Amarillo in Potter County, Texas — The American South (West South Central)
Site of Signiﬁcant Archaeological Find
The extinct American mammoths were closely related to the modern elephants of Africa and Asia. They migrated from Asia into America early in the Pleistocene Epoch, or Ice Ages, more than 1,000,000 years ago. They thrived on this continent until the end of that epoch, when they disappeared, along with many other ice age animals such as the giant bison, ground sloth, horse, camel, and other lesser animals. The causes of this extinction are still being investigated.
There were several species of mammoths, some of them much larger than modern elephants. Remains of mammoths are so abundant in Pleistocene deposits of the Texas Panhandle that they serve as "Index Fossils" for beds of that age. Early inhabitants of North America, such as men of the Clovis Culture (circa 12,000 to 15,000 years ago), pursued the mammoth as a means of subsistence.
Preservation of history is a policy of the Santa Fe Railway System. See exhibit, foyer of
Erected 1966 by State Historical Survey Committee. (Marker Number 4887.)

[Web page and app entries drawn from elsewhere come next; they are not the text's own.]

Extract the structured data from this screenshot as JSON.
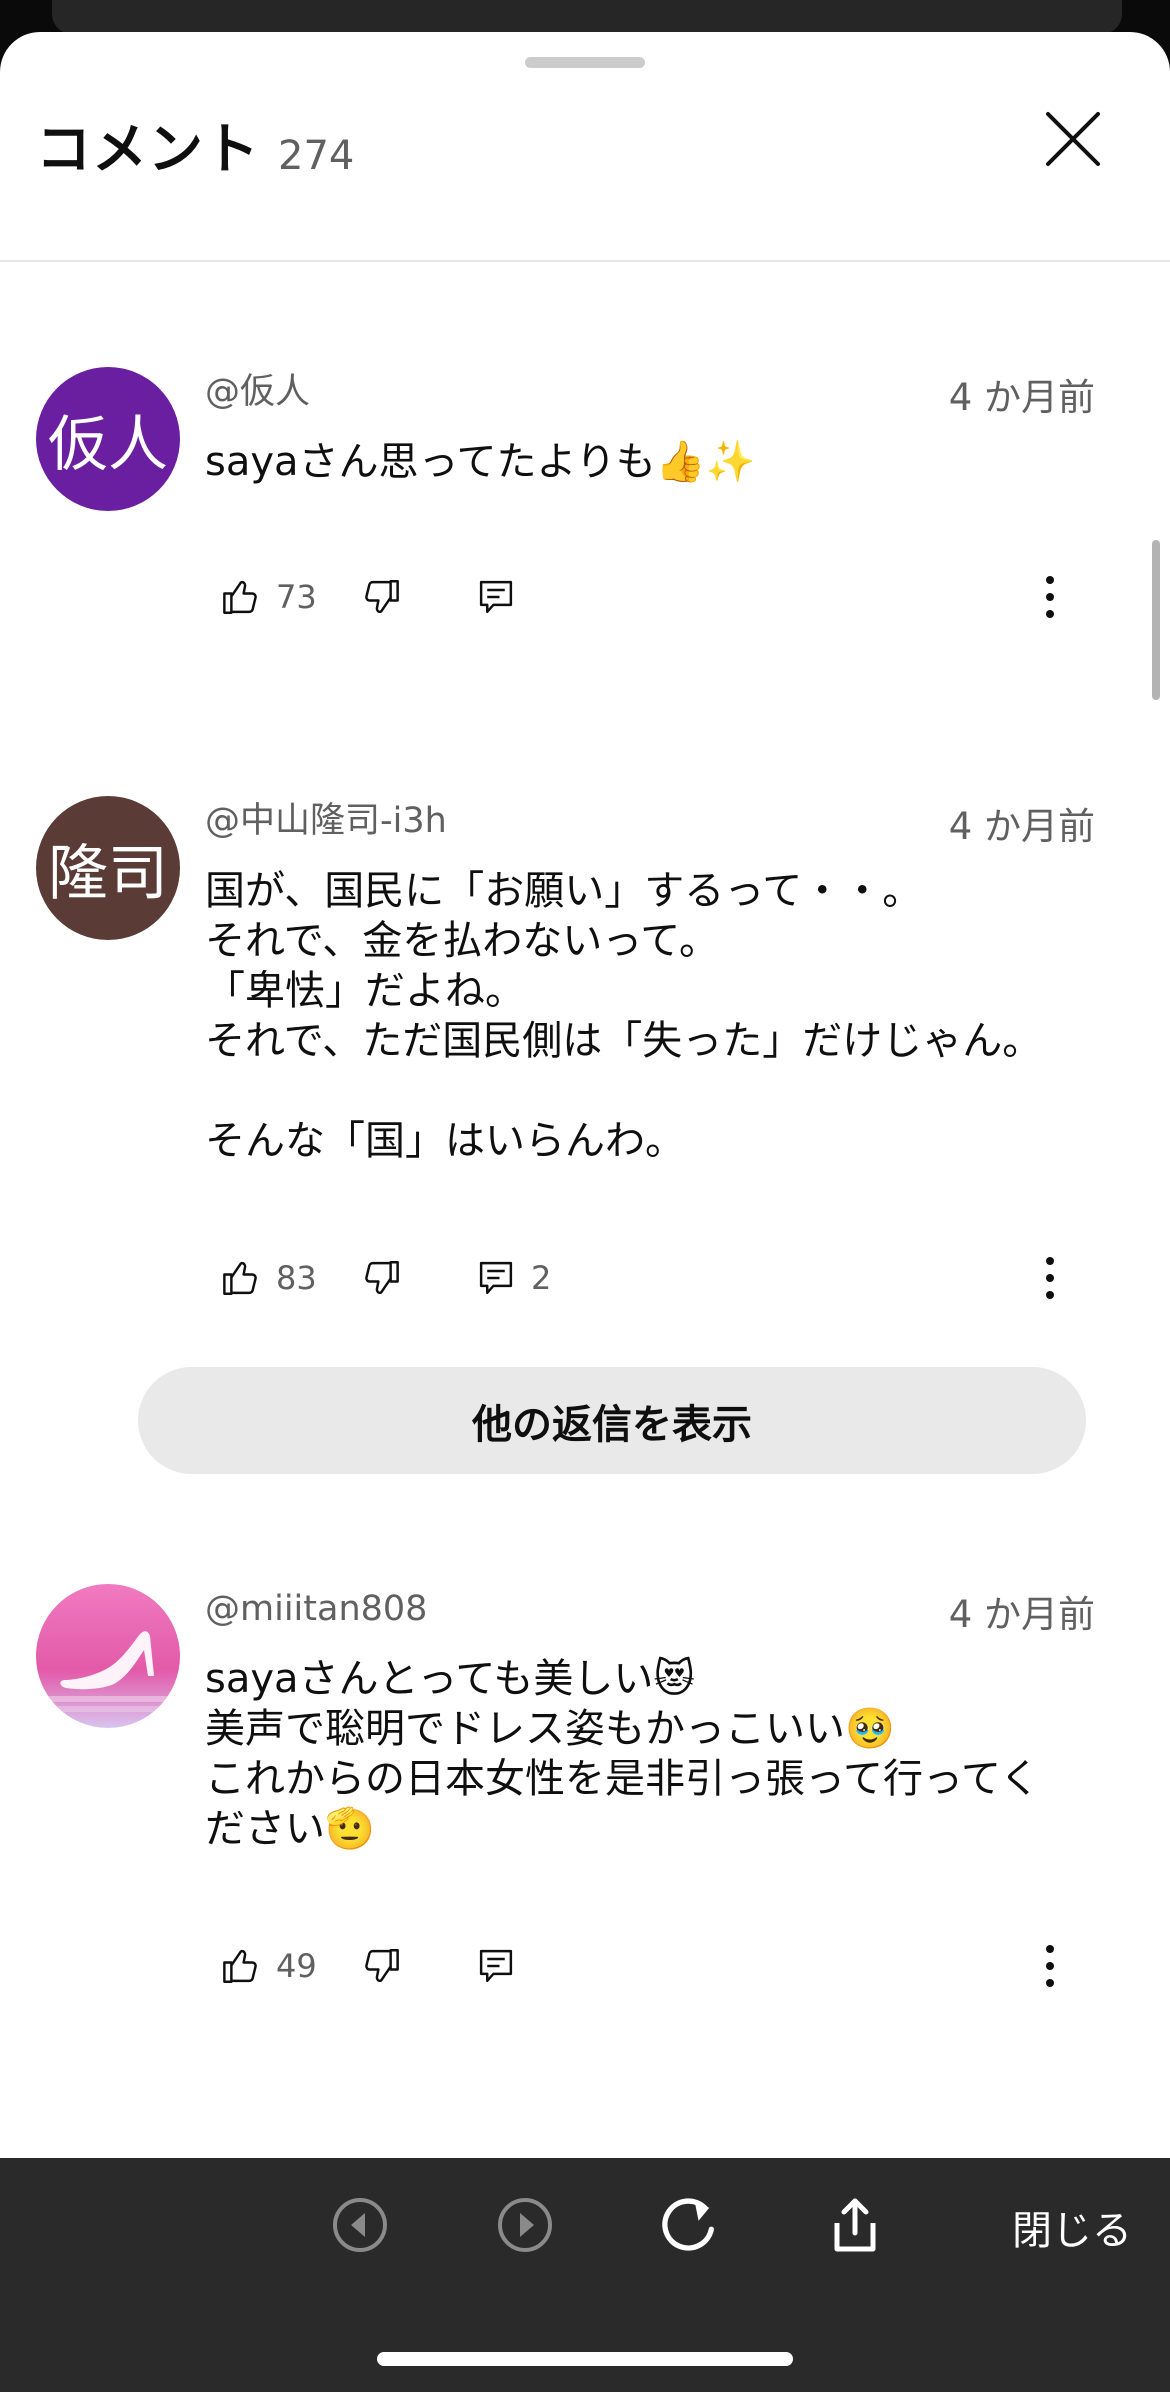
{
  "header": {
    "title": "コメント",
    "count": "274"
  },
  "comments": [
    {
      "avatar_text": "仮人",
      "avatar_color": "#6a1fa0",
      "handle": "@仮人",
      "time": "4 か月前",
      "text": "sayaさん思ってたよりも👍✨",
      "likes": "73",
      "replies": ""
    },
    {
      "avatar_text": "隆司",
      "avatar_color": "#5a3b36",
      "handle": "@中山隆司-i3h",
      "time": "4 か月前",
      "text": "国が、国民に「お願い」するって・・。\nそれで、金を払わないって。\n「卑怯」だよね。\nそれで、ただ国民側は「失った」だけじゃん。\n\nそんな「国」はいらんわ。",
      "likes": "83",
      "replies": "2"
    },
    {
      "avatar_text": "",
      "avatar_color": "#e25aa8",
      "handle": "@miiitan808",
      "time": "4 か月前",
      "text": "sayaさんとっても美しい😻\n美声で聡明でドレス姿もかっこいい🥹\nこれからの日本女性を是非引っ張って行ってく\nださい🫡",
      "likes": "49",
      "replies": ""
    }
  ],
  "show_replies_label": "他の返信を表示",
  "bottom_bar": {
    "close_label": "閉じる"
  }
}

Location. 35° 12.269′ N, 101° 50.268′ W. Marker is in Amarillo, Texas, in Potter County. Marker is at the intersection of South Polk Street and SW 9th Avenue, on the right when traveling south on South Polk Street. Touch for map. Marker is on the southwest corner. Marker is in this post office area: Amarillo TX 79101, United States of America.

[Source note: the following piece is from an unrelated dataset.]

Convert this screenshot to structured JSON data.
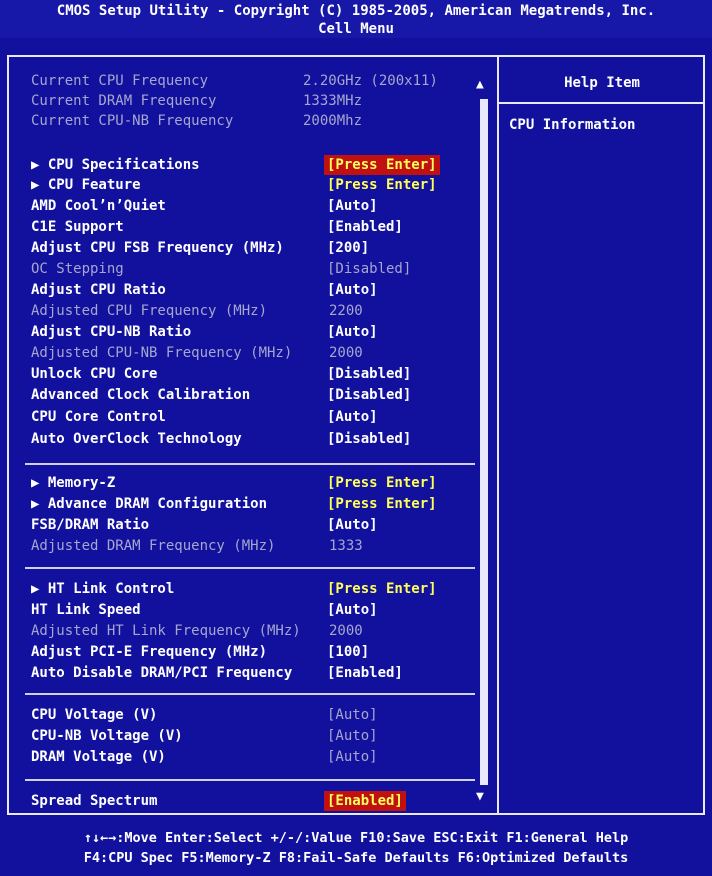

Other nearby markers. At least 8 other markers are within walking distance of this marker. The Amarillo Story (here, next to this marker); Santa Fe Building (a few steps from this marker); Fisk Medical Arts & Professional Building (about 500 feet away, measured in a direct line); The Bivins Home (about 500 feet away); Old First Baptist Church (approx. ¼ mile away); Polk Street Schools (approx. ¼ mile away); Potter County Library (approx. ¼ mile away); Potter County (approx. 0.3 miles away). Touch for a list and map of all markers in Amarillo.
Categories. • Animals •

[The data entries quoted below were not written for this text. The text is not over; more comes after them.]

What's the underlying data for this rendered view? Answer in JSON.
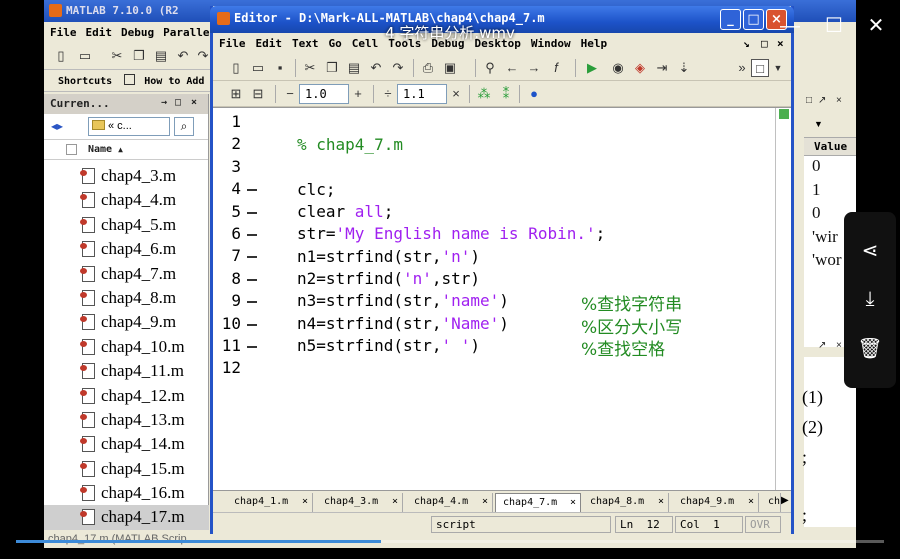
{
  "video": {
    "title": "4 字符串分析.wmv",
    "progress": 0.42
  },
  "player_controls": {
    "minimize": "—",
    "maximize": "☐",
    "close": "✕"
  },
  "main_window": {
    "title": "MATLAB 7.10.0 (R2",
    "menu": [
      "File",
      "Edit",
      "Debug",
      "Paralle"
    ],
    "shortcuts": [
      "Shortcuts",
      "How to Add"
    ],
    "status_text": "chap4_17.m (MATLAB Scrip"
  },
  "current_folder": {
    "title": "Curren...",
    "path": "« c...",
    "column": "Name",
    "files": [
      "chap4_3.m",
      "chap4_4.m",
      "chap4_5.m",
      "chap4_6.m",
      "chap4_7.m",
      "chap4_8.m",
      "chap4_9.m",
      "chap4_10.m",
      "chap4_11.m",
      "chap4_12.m",
      "chap4_13.m",
      "chap4_14.m",
      "chap4_15.m",
      "chap4_16.m",
      "chap4_17.m"
    ],
    "selected_index": 14
  },
  "workspace": {
    "value_header": "Value",
    "values": [
      "0",
      "1",
      "0",
      "'wir",
      "'wor"
    ]
  },
  "history": {
    "lines": [
      "(1)",
      "(2)",
      ";",
      ";"
    ]
  },
  "editor": {
    "title": "Editor - D:\\Mark-ALL-MATLAB\\chap4\\chap4_7.m",
    "menu": [
      "File",
      "Edit",
      "Text",
      "Go",
      "Cell",
      "Tools",
      "Debug",
      "Desktop",
      "Window",
      "Help"
    ],
    "cell_inc_1": "1.0",
    "cell_inc_2": "1.1",
    "line_numbers": [
      "1",
      "2",
      "3",
      "4",
      "5",
      "6",
      "7",
      "8",
      "9",
      "10",
      "11",
      "12"
    ],
    "code": {
      "l2": "% chap4_7.m",
      "l4": "clc;",
      "l5a": "clear ",
      "l5b": "all",
      "l5c": ";",
      "l6a": "str=",
      "l6b": "'My English name is Robin.'",
      "l6c": ";",
      "l7a": "n1=strfind(str,",
      "l7b": "'n'",
      "l7c": ")",
      "l8a": "n2=strfind(",
      "l8b": "'n'",
      "l8c": ",str)",
      "l9a": "n3=strfind(str,",
      "l9b": "'name'",
      "l9c": ")",
      "l9comment": "%查找字符串",
      "l10a": "n4=strfind(str,",
      "l10b": "'Name'",
      "l10c": ")",
      "l10comment": "%区分大小写",
      "l11a": "n5=strfind(str,",
      "l11b": "' '",
      "l11c": ")",
      "l11comment": "%查找空格"
    },
    "tabs": [
      "chap4_1.m",
      "chap4_3.m",
      "chap4_4.m",
      "chap4_7.m",
      "chap4_8.m",
      "chap4_9.m",
      "ch"
    ],
    "active_tab": "chap4_7.m",
    "status": {
      "mode": "script",
      "ln_label": "Ln",
      "ln": "12",
      "col_label": "Col",
      "col": "1",
      "ovr": "OVR"
    }
  },
  "colors": {
    "comment": "#228b22",
    "string": "#a020f0",
    "keyword": "#0000ff",
    "title_bar": "#1d53c9",
    "progress": "#3d8bd9"
  }
}
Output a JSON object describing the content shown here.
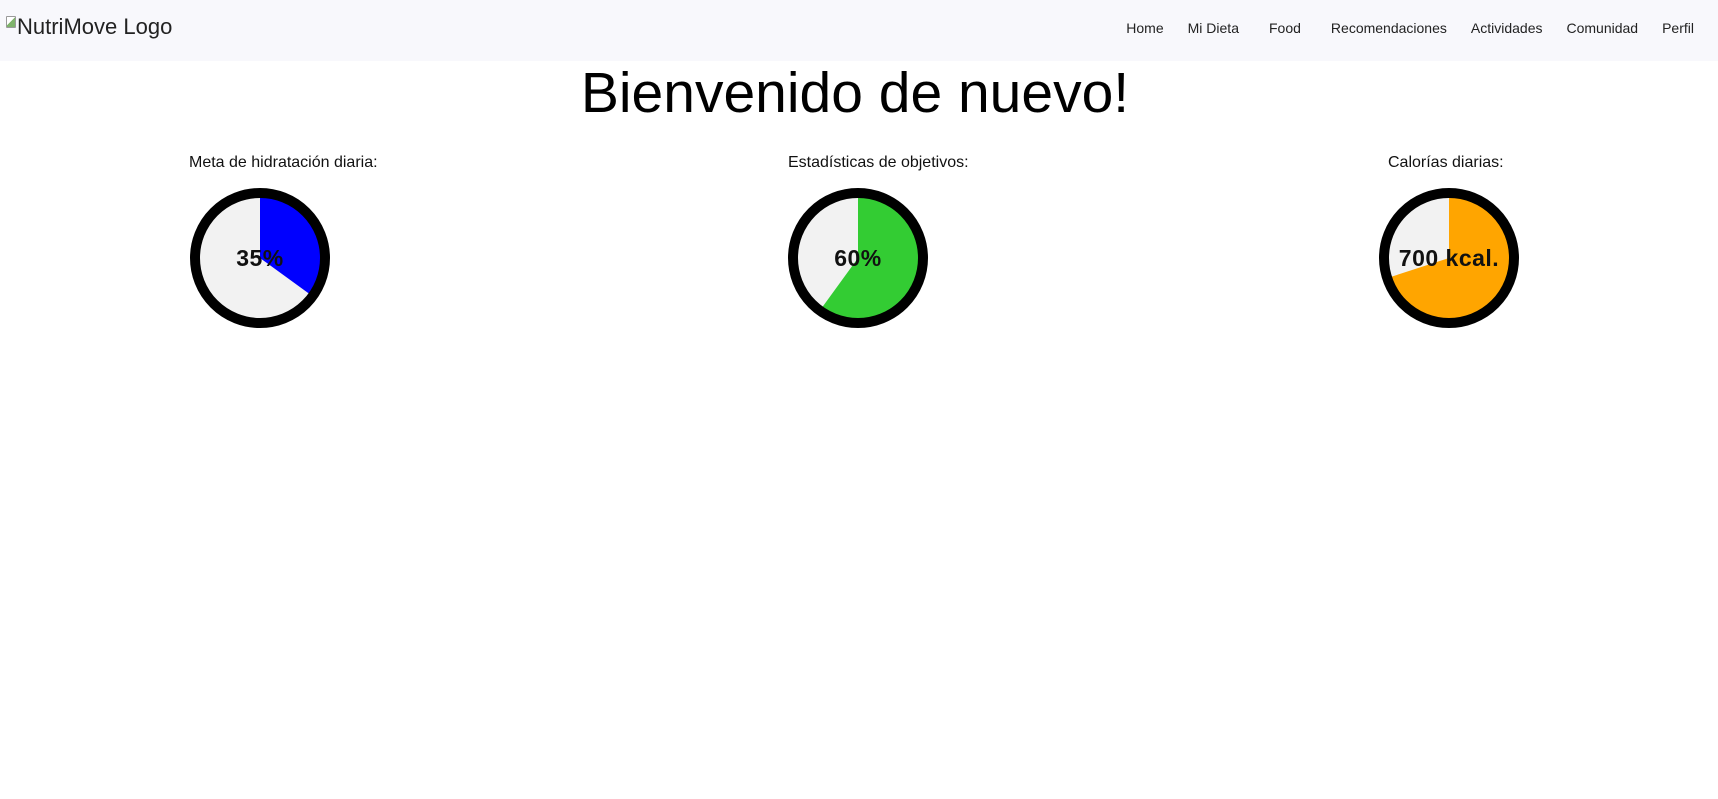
{
  "header": {
    "logo_alt": "NutriMove Logo",
    "nav": [
      {
        "label": "Home"
      },
      {
        "label": "Mi Dieta"
      },
      {
        "label": "Food"
      },
      {
        "label": "Recomendaciones"
      },
      {
        "label": "Actividades"
      },
      {
        "label": "Comunidad"
      },
      {
        "label": "Perfil"
      }
    ]
  },
  "main": {
    "title": "Bienvenido de nuevo!",
    "stats": [
      {
        "label": "Meta de hidratación diaria:",
        "value_text": "35%",
        "fraction": 0.35,
        "color": "#0000ff"
      },
      {
        "label": "Estadísticas de objetivos:",
        "value_text": "60%",
        "fraction": 0.6,
        "color": "#33cc33"
      },
      {
        "label": "Calorías diarias:",
        "value_text": "700 kcal.",
        "fraction": 0.7,
        "color": "#ffa500"
      }
    ]
  },
  "colors": {
    "gauge_track": "#f2f2f2",
    "gauge_border": "#000000",
    "navbar_bg": "#f8f8fc"
  },
  "icons": {
    "logo": "broken-image-icon"
  }
}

Credits. This page was last revised on June 16, 2016. This page originally submitted on December 15, 2015, by Bill Kirchner of Tucson, Arizona. This page has been viewed 249 times since then and 25 times this year. Photos: 1, 2. submitted on December 15, 2015, by Bill Kirchner of Tucson, Arizona.